The Women in Health IT Roundtable at HIMSS17 in Orlando included the seven recipients of the HIMSS Most Influential Women in Health IT Award, as well as the judges for the initiative. The conversation focused on the influence women can have in the workplace.
"It’s so important that women understand how influential we are, and how much change we can provoke from wherever we are," said Adrienne Eden, vice president of education at CHIME and one of the judges for the HIMSS Most Influential Women in Health IT Awards at the roundtable discussion. “The award was meant to wake up all of our women colleagues and say we want you too. All of you can start influencing now."
Willa Fields (pictured, left) is a professor in the School of Nursing at San Diego State University, where she teaches graduate courses in informatics, performance improvement and healthcare policy. “The take-home message for those of you who do accidentally find out that somebody is making a substantial amount more than you, it behooves you to speak up,” Fields said. “Do it professionally. I didn’t go angrily. I went to my boss in a very nice way, and I found myself with a healthy raise," she said during an October 2016 interview. At the roundtable she also suggested seeking guidance when need be. "We will take twists and turns. I don’t think anybody in this room had a linear path to where they are today."

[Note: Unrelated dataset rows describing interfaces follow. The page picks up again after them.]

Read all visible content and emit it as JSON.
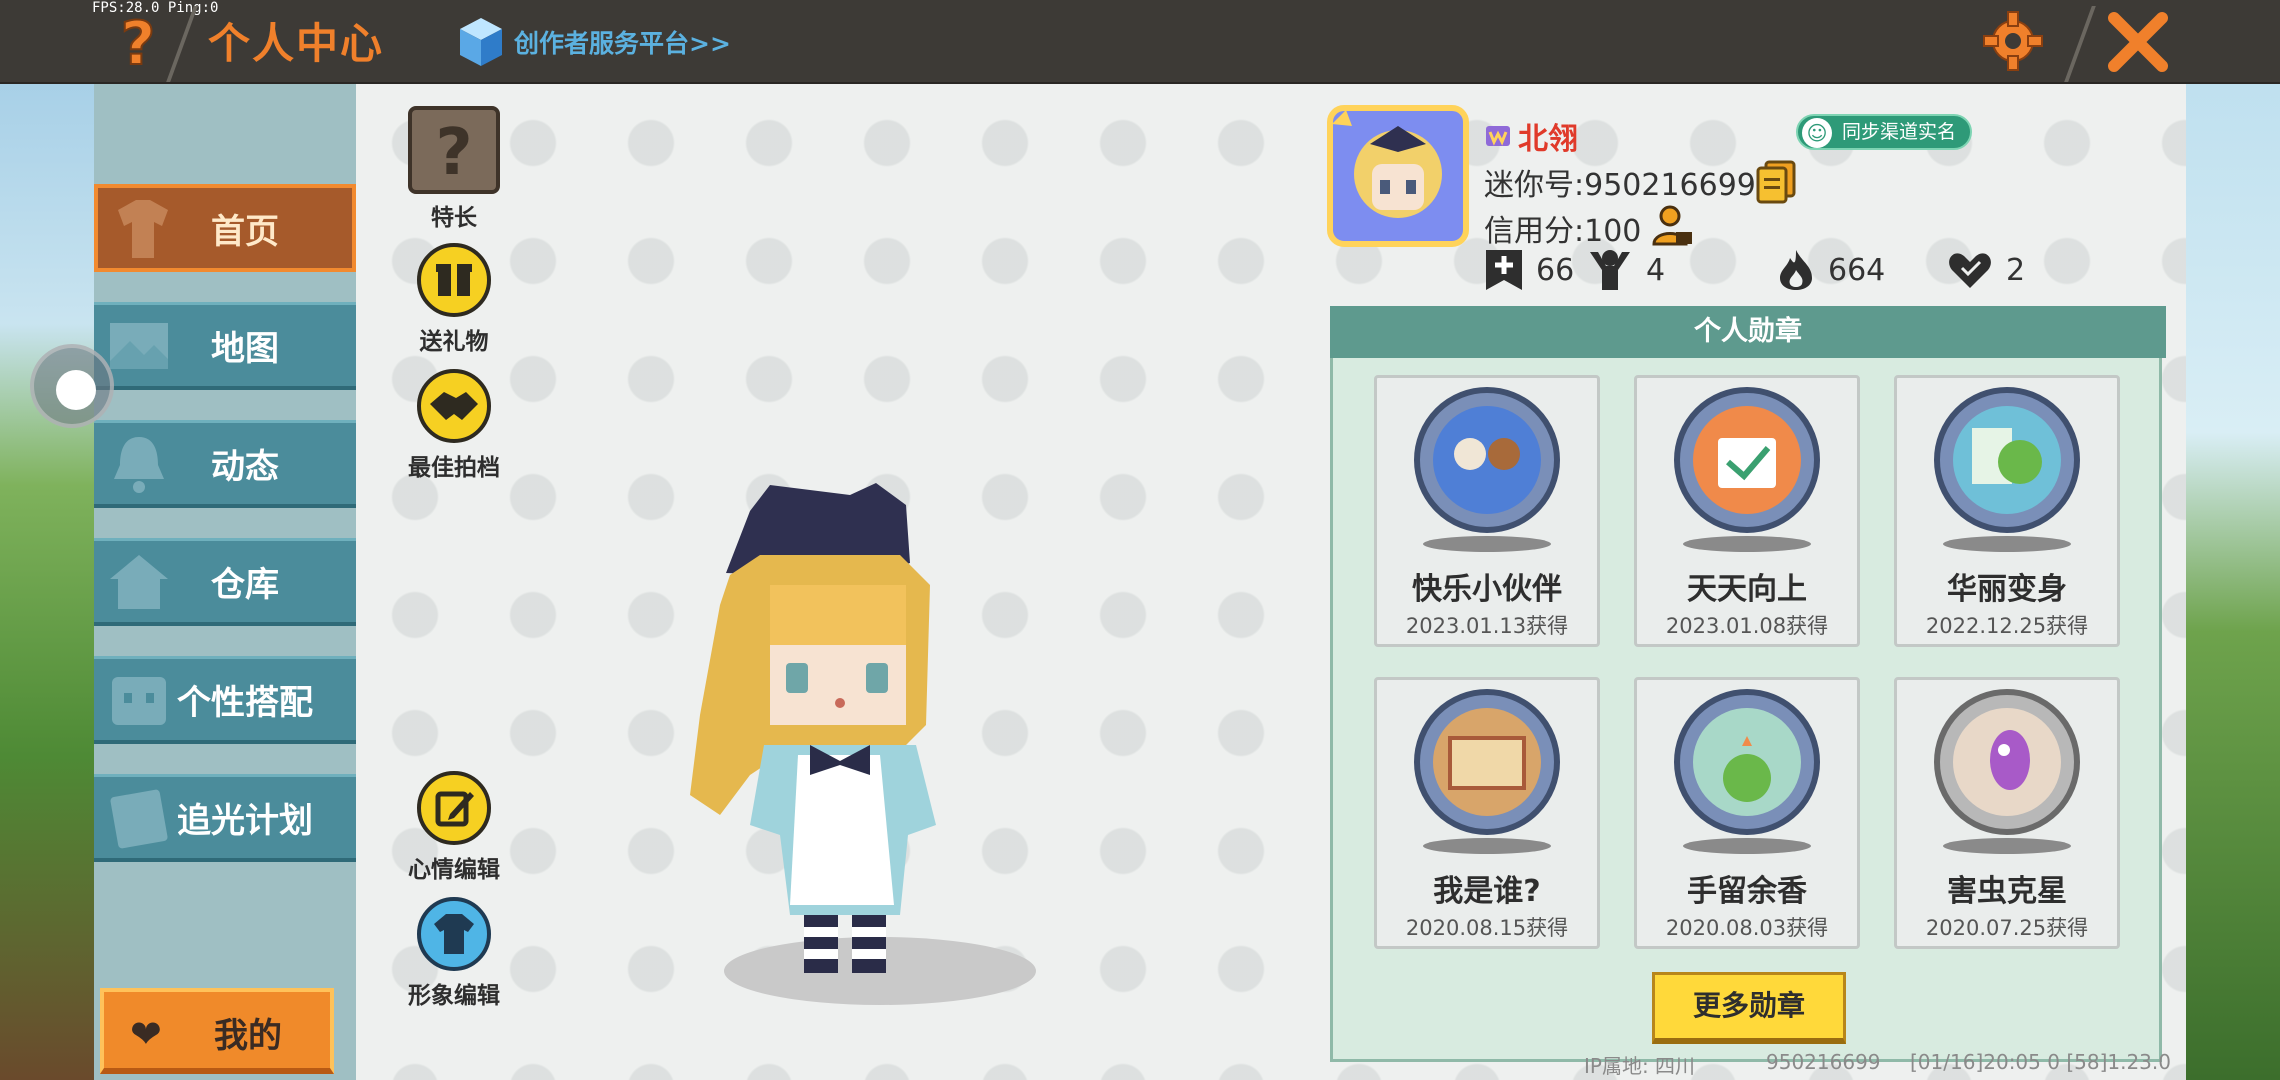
{
  "status": {
    "fps": "FPS:28.0  Ping:0"
  },
  "header": {
    "title": "个人中心",
    "creator_link": "创作者服务平台>>",
    "help_icon": "question-mark-icon",
    "settings_icon": "gear-icon",
    "close_icon": "close-icon",
    "accent": "#f0802b"
  },
  "sidebar": {
    "items": [
      {
        "label": "首页",
        "icon": "shirt-icon",
        "active": true
      },
      {
        "label": "地图",
        "icon": "map-icon",
        "active": false
      },
      {
        "label": "动态",
        "icon": "bell-icon",
        "active": false
      },
      {
        "label": "仓库",
        "icon": "house-icon",
        "active": false
      },
      {
        "label": "个性搭配",
        "icon": "face-icon",
        "active": false
      },
      {
        "label": "追光计划",
        "icon": "note-icon",
        "active": false
      }
    ],
    "mine_label": "我的"
  },
  "quick_actions": {
    "specialty": "特长",
    "gift": "送礼物",
    "best_shot": "最佳拍档",
    "mood_edit": "心情编辑",
    "look_edit": "形象编辑"
  },
  "profile": {
    "nickname": "北翎",
    "realname_button": "同步渠道实名",
    "mini_id": "迷你号:950216699",
    "credit": "信用分:100",
    "stats": {
      "add": "66",
      "fans": "4",
      "hot": "664",
      "likes": "2"
    }
  },
  "medals": {
    "title": "个人勋章",
    "items": [
      {
        "name": "快乐小伙伴",
        "date": "2023.01.13获得"
      },
      {
        "name": "天天向上",
        "date": "2023.01.08获得"
      },
      {
        "name": "华丽变身",
        "date": "2022.12.25获得"
      },
      {
        "name": "我是谁?",
        "date": "2020.08.15获得"
      },
      {
        "name": "手留余香",
        "date": "2020.08.03获得"
      },
      {
        "name": "害虫克星",
        "date": "2020.07.25获得"
      }
    ],
    "more_label": "更多勋章"
  },
  "footer": {
    "ip": "IP属地: 四川",
    "uid": "950216699",
    "version": "[01/16]20:05 0   [58]1.23.0"
  }
}
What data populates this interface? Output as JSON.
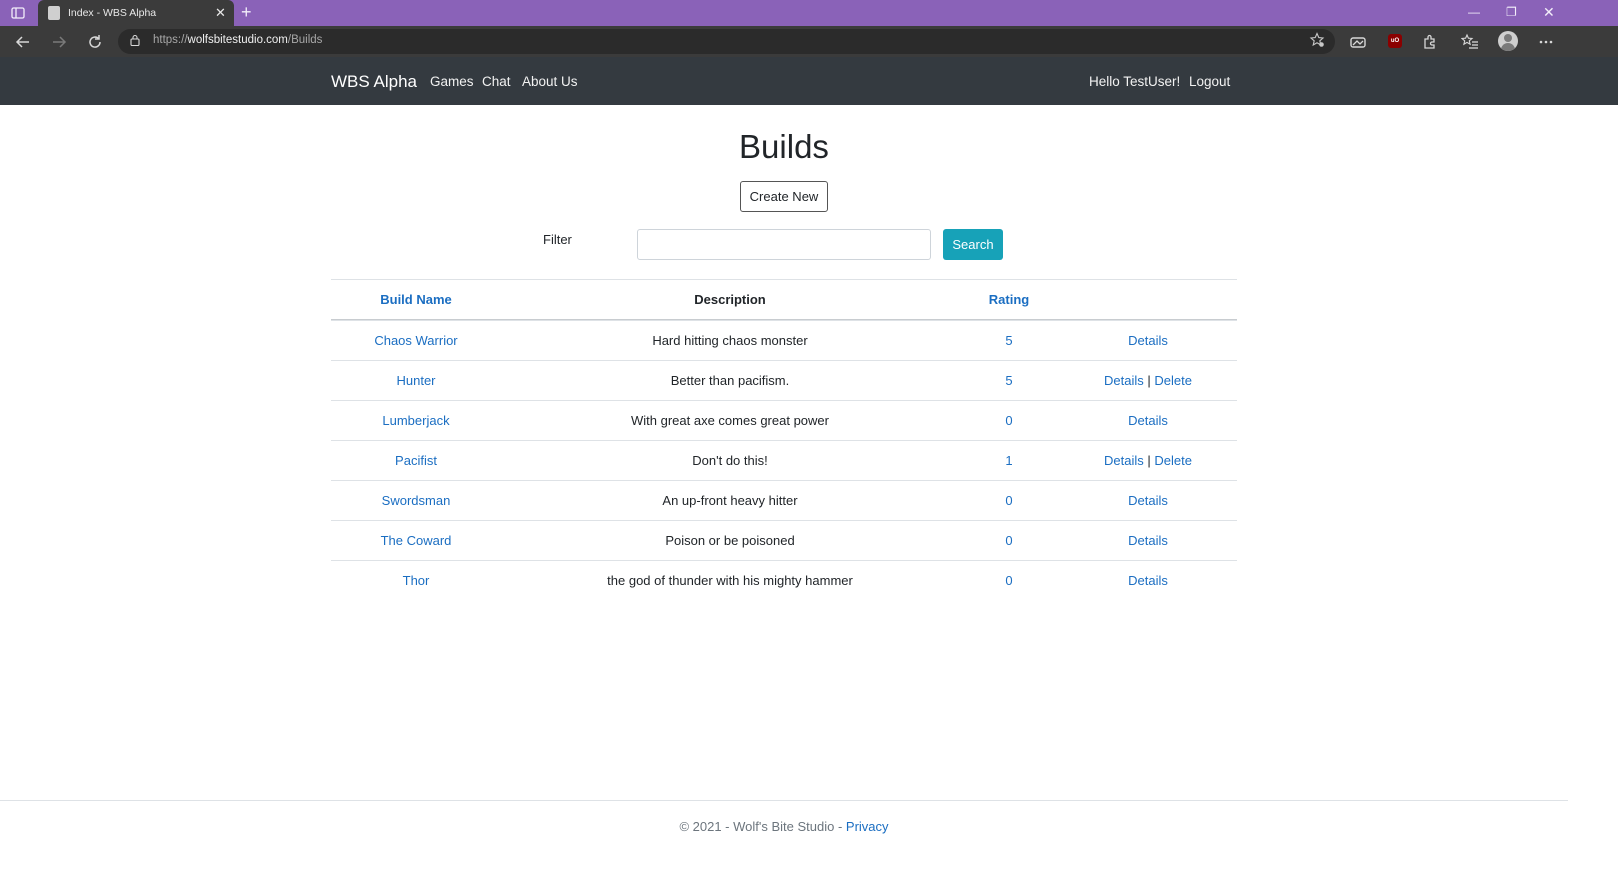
{
  "browser": {
    "tab_title": "Index - WBS Alpha",
    "tab_close": "✕",
    "new_tab": "+",
    "url_scheme": "https://",
    "url_host": "wolfsbitestudio.com",
    "url_path": "/Builds",
    "window_min": "—",
    "window_max": "❐",
    "window_close": "✕",
    "extension_badge": "uO"
  },
  "navbar": {
    "brand": "WBS Alpha",
    "links": [
      "Games",
      "Chat",
      "About Us"
    ],
    "greeting": "Hello TestUser!",
    "logout": "Logout"
  },
  "page": {
    "title": "Builds",
    "create_new": "Create New",
    "filter_label": "Filter",
    "filter_value": "",
    "search_button": "Search"
  },
  "table": {
    "headers": {
      "name": "Build Name",
      "description": "Description",
      "rating": "Rating"
    },
    "rows": [
      {
        "name": "Chaos Warrior",
        "description": "Hard hitting chaos monster",
        "rating": "5",
        "details": "Details",
        "delete": ""
      },
      {
        "name": "Hunter",
        "description": "Better than pacifism.",
        "rating": "5",
        "details": "Details",
        "delete": "Delete"
      },
      {
        "name": "Lumberjack",
        "description": "With great axe comes great power",
        "rating": "0",
        "details": "Details",
        "delete": ""
      },
      {
        "name": "Pacifist",
        "description": "Don't do this!",
        "rating": "1",
        "details": "Details",
        "delete": "Delete"
      },
      {
        "name": "Swordsman",
        "description": "An up-front heavy hitter",
        "rating": "0",
        "details": "Details",
        "delete": ""
      },
      {
        "name": "The Coward",
        "description": "Poison or be poisoned",
        "rating": "0",
        "details": "Details",
        "delete": ""
      },
      {
        "name": "Thor",
        "description": "the god of thunder with his mighty hammer",
        "rating": "0",
        "details": "Details",
        "delete": ""
      }
    ]
  },
  "footer": {
    "text": "© 2021 - Wolf's Bite Studio - ",
    "privacy": "Privacy"
  },
  "colors": {
    "tabstrip": "#8a62b8",
    "navbar": "#343a40",
    "link": "#1b6ec2",
    "search_button": "#17a2b8"
  }
}
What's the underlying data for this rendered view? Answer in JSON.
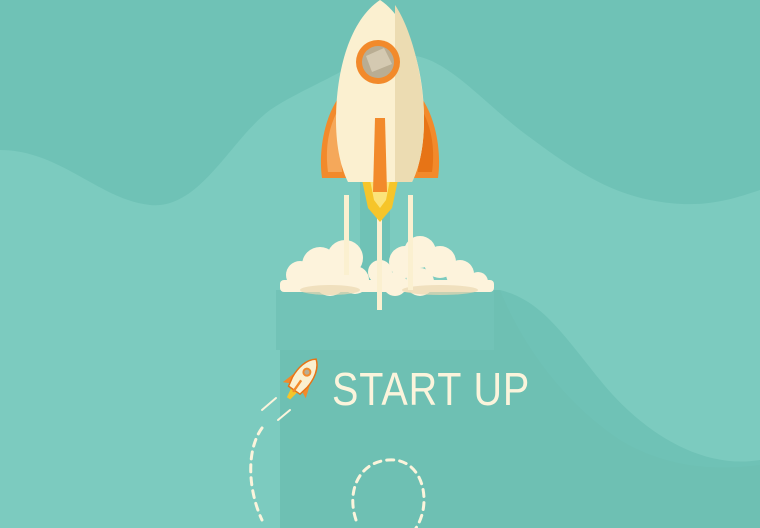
{
  "headline": "START UP",
  "colors": {
    "background": "#6fc2b6",
    "hill": "#7ccbbf",
    "rocket_body": "#fbf0d0",
    "rocket_fin": "#f28a2b",
    "flame": "#f6c52a",
    "cloud": "#fdf3dc",
    "text": "#fbf4dc"
  },
  "icons": {
    "big_rocket": "rocket-icon",
    "small_rocket": "rocket-icon"
  }
}
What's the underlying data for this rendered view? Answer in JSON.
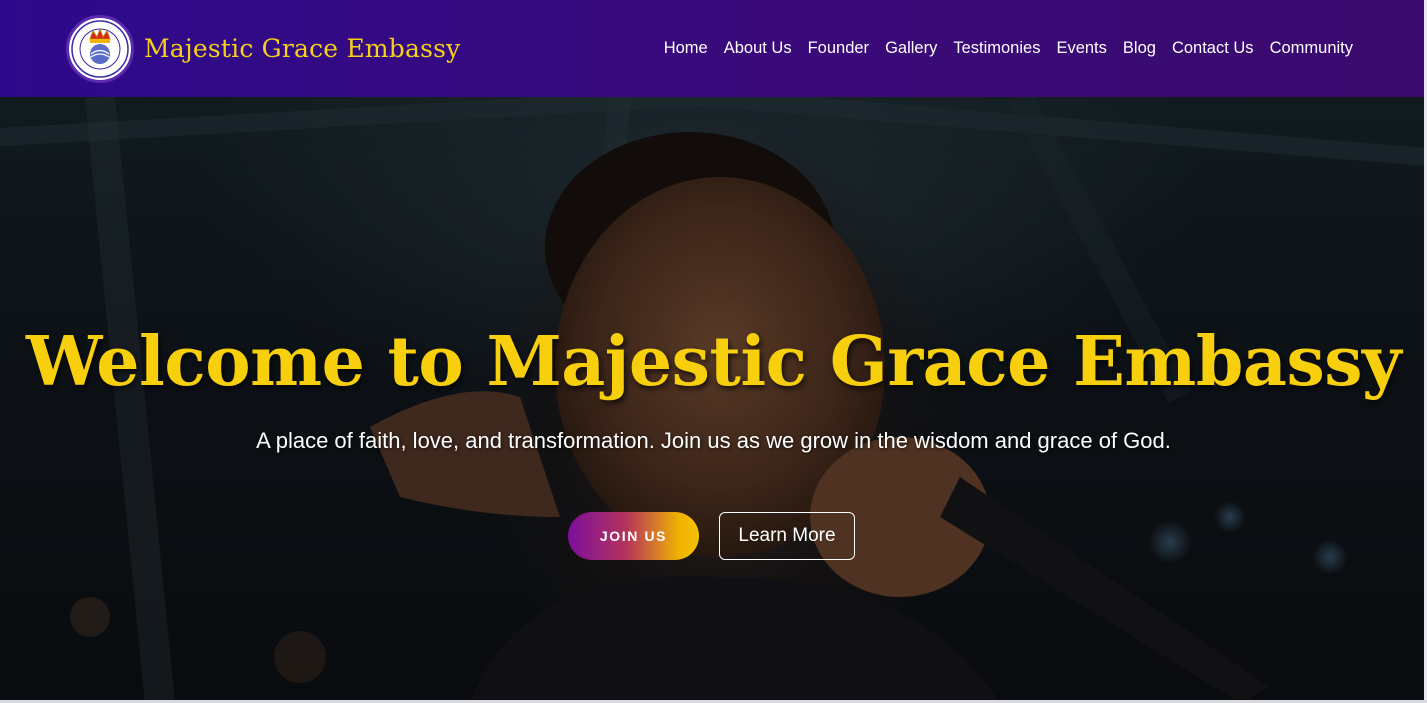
{
  "brand": {
    "name": "Majestic Grace Embassy",
    "logo_text": "MAJESTIC GRACE EMBASSY INTERNATIONAL"
  },
  "nav": {
    "items": [
      "Home",
      "About Us",
      "Founder",
      "Gallery",
      "Testimonies",
      "Events",
      "Blog",
      "Contact Us",
      "Community"
    ]
  },
  "hero": {
    "title": "Welcome to Majestic Grace Embassy",
    "subtitle": "A place of faith, love, and transformation. Join us as we grow in the wisdom and grace of God.",
    "join_label": "JOIN US",
    "learn_label": "Learn More"
  },
  "colors": {
    "nav_start": "#2d0a8c",
    "nav_end": "#3a0a6e",
    "brand_gold": "#f6cf19",
    "title_gold": "#f8cf0c"
  }
}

Helen Donnelly is the executive Director, Strategy & Communications at Verizon Enterprise Solutions. “I feel the need to support women in technology is not a gender issue, it’s a workforce issue," Donnelly said in a HIMSS17-TV interview.
Christina Caraballo, Senior Healthcare Strategist at Get Real Health at the Women in Health IT Roundtable at HIMSS17. "By surrounding yourself with women who think like you and want to encourage you instead of those who want to put you down or feel threatened, you get so much further," Caraballo advised.
Diane Carr is deputy executive director of operations and CIO at Jacobi Medical Center and North Central Bronx Hospital. She is a member of the HIMSS North America Board of Directors and chair of the finance committee. "As leaders, it is essential that we develop a top-down and bottom-up approach to challenge institutional biases inside our organizations and create new partnerships outside them," Carr shared in September 2016.
Shareefa Albulmonem is head of eServices, Office of the CIO at King Faisal Specialist Hospital and Research Center in Saudi Arabia and one of the HIMSS Most Influential Women in Health IT Awards. "I believe technology drives a majority of the advancements we are currently witnessing throughout the world, and the same applies in healthcare. King Faisal Specialist Hospital & Research Center has given me the platform to leverage and implement technology for the betterment of health, patient and citizen care," Albulmonem said in an interview in January 2017.
Marion Ball is senior advisor, IBM-Center for Computational Health and recipient of the HIMSS Most Influential Women in Health IT Award. Advice she offered during the Roundtable, “Have confidence in yourself. You're lucky if you have mentors at a very early stage of your development. The opportunity to know, particularly in this country, [is] that your world is your oyster," Ball said during the Roundtable discussion.
Karen DeSalvo, MD, is the former ONC National Coordinator for Health IT and Acting Assistant Secretary for Health in the U.S. Department of Health and Human Services and a recipient of the HIMSS Most Influential Women in Health IT Award. “Stay in the moment and really be focused on the work at hand," DeSalvo said when asked what advice she would offer women in the profession. "Be open to exploring a path that may take a different direction."
Karen Guice, MD, (pcitured, left) is the former acting assistant secretary of Defense for Health Affairs, US Department of Defense and recipient of the HIMSS Most Influential Women in Health IT Award. "It’s when you take a risk, when you step out of that comfort zone that you can really have some wonderful experiences: good or bad. And the other learning lesson is that some of my bad work experiences have been my most advanced learning opportunities," she said during the Roundtable discussion.
On right, Christina Caraballo, Senior Healthcare Strategist at Get Real Health.
Lisa Stump is a senior vice president and CIO at Yale New Haven Health and Yale School of Medicine. She was one of seven women to receive HIMSS' first-ever Most Influential Women in Health IT Award. "This one, for me, was really a call to action," Stump said about winning her award this year.
Carla Smith is Executive Vice President of HIMSS and moderated the Women in Health IT Roundtable at HIMSS17. "Everybody wins in this because we raise the water for all." Smith noted Women in Health IT was a grassroots initiative that had grown over the span of just one year. At HIMSS17, there were more than 800 women attending the reception celebrating the awardees.